- _Required action_: Among the entries that follow, how many lines contain the string "COVER"? Answer with that number only.

- _Raw data_:

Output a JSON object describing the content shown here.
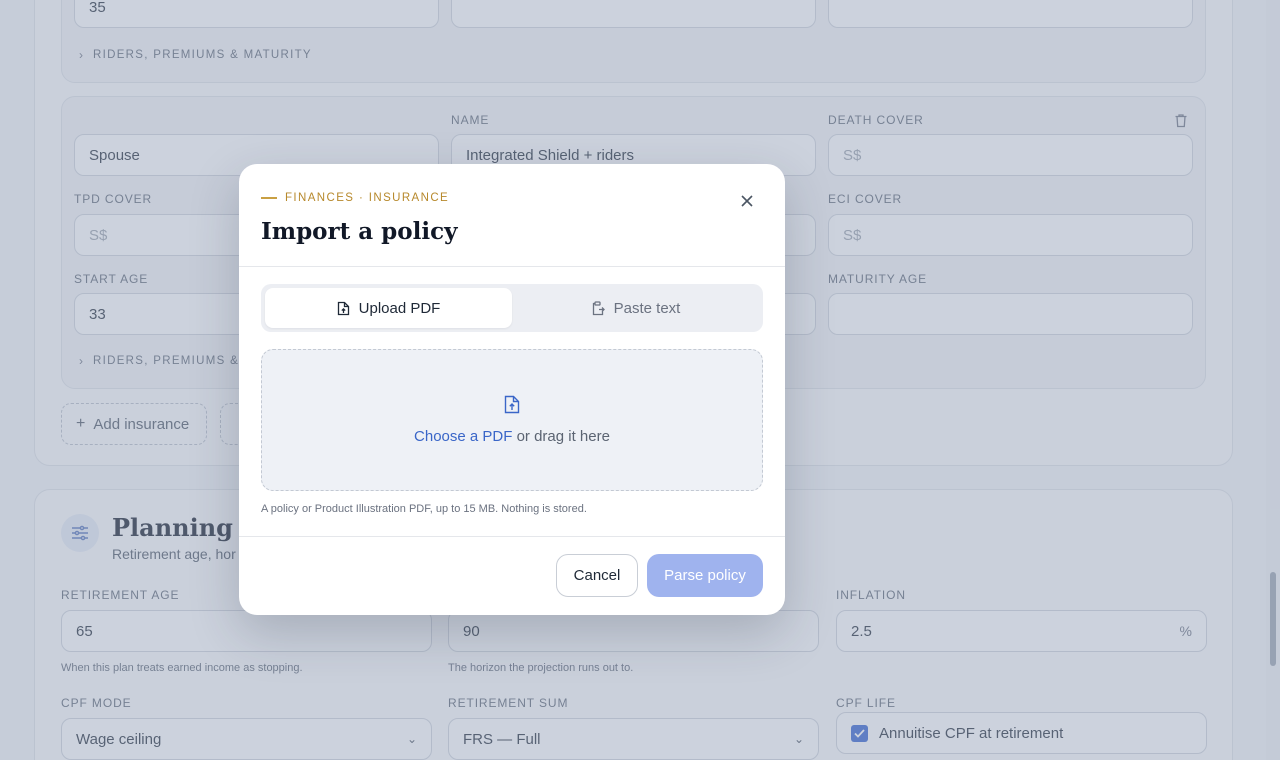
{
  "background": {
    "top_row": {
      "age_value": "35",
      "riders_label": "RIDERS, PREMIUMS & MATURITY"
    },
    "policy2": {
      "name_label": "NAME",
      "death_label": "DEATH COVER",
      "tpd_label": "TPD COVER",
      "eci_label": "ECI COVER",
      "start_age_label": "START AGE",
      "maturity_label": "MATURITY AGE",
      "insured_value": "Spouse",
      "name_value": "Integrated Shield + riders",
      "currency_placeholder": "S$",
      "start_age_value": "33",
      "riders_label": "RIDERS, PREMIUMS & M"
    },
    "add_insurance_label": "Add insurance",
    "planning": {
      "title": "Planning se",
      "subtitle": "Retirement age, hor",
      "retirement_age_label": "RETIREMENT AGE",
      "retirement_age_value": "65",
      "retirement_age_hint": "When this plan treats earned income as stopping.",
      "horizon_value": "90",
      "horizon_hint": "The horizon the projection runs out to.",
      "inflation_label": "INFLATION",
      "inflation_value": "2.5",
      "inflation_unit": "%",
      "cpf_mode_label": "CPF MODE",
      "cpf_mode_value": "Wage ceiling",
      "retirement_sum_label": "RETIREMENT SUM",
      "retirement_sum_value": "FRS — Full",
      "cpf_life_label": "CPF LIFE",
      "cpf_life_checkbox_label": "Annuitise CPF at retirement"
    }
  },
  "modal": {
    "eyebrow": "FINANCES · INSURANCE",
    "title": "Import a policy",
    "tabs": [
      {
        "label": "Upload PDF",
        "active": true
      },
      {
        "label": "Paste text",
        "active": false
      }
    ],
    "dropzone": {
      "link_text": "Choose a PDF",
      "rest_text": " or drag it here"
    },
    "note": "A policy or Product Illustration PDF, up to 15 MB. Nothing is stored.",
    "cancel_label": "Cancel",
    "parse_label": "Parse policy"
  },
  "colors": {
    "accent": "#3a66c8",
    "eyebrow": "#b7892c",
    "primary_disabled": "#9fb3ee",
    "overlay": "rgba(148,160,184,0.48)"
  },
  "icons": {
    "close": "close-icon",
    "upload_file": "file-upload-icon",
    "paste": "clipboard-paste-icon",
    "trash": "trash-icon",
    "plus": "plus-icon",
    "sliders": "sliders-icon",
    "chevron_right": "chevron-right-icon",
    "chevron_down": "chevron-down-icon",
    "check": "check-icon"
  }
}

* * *

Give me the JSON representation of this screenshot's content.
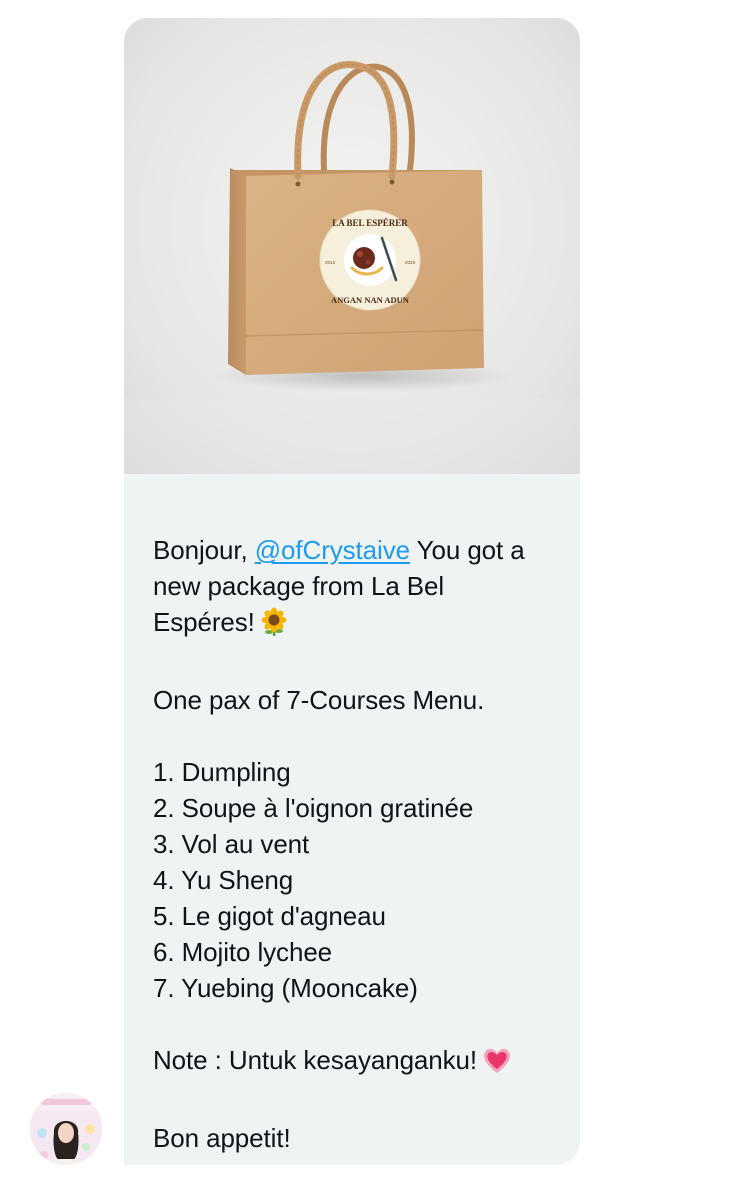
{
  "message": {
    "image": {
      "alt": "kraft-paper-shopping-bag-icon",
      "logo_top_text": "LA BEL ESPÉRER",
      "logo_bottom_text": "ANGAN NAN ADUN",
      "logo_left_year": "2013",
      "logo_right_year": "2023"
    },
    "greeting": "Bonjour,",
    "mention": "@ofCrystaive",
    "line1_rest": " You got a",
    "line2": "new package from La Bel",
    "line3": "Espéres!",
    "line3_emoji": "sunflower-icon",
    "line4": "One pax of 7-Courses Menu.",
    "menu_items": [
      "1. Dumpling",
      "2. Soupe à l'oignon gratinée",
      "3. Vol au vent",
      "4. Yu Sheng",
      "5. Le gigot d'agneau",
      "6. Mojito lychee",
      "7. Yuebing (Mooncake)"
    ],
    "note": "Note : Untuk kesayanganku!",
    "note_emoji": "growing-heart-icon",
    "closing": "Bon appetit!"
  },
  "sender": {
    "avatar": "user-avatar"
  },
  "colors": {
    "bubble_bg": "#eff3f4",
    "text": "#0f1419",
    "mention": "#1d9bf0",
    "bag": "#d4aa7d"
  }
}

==

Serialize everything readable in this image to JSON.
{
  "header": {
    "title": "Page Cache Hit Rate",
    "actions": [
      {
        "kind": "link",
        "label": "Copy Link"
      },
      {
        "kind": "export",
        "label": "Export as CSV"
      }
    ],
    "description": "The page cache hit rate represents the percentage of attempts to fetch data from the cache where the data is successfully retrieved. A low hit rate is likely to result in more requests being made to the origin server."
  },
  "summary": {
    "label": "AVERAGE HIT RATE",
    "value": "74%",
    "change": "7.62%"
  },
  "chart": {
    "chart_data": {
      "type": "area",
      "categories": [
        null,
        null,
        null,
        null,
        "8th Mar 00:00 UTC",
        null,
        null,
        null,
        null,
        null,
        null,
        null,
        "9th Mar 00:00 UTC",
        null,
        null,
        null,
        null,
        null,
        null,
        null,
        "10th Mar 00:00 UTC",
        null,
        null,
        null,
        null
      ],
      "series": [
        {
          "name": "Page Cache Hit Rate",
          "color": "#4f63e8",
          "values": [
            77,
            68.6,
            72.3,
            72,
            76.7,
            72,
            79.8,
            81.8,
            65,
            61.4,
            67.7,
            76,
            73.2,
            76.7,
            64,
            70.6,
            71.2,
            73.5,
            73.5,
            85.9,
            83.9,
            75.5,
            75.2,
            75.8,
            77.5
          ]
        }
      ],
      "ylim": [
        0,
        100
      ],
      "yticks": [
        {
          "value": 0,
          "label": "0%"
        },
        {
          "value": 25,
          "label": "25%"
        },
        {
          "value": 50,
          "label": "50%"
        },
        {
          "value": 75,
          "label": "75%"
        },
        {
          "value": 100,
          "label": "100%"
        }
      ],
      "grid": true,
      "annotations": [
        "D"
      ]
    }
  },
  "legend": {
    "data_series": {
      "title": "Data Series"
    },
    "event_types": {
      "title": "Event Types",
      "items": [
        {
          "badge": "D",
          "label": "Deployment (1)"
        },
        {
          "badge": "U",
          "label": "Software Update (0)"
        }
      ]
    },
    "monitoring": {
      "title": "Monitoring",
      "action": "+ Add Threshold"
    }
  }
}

- _Response box_: 3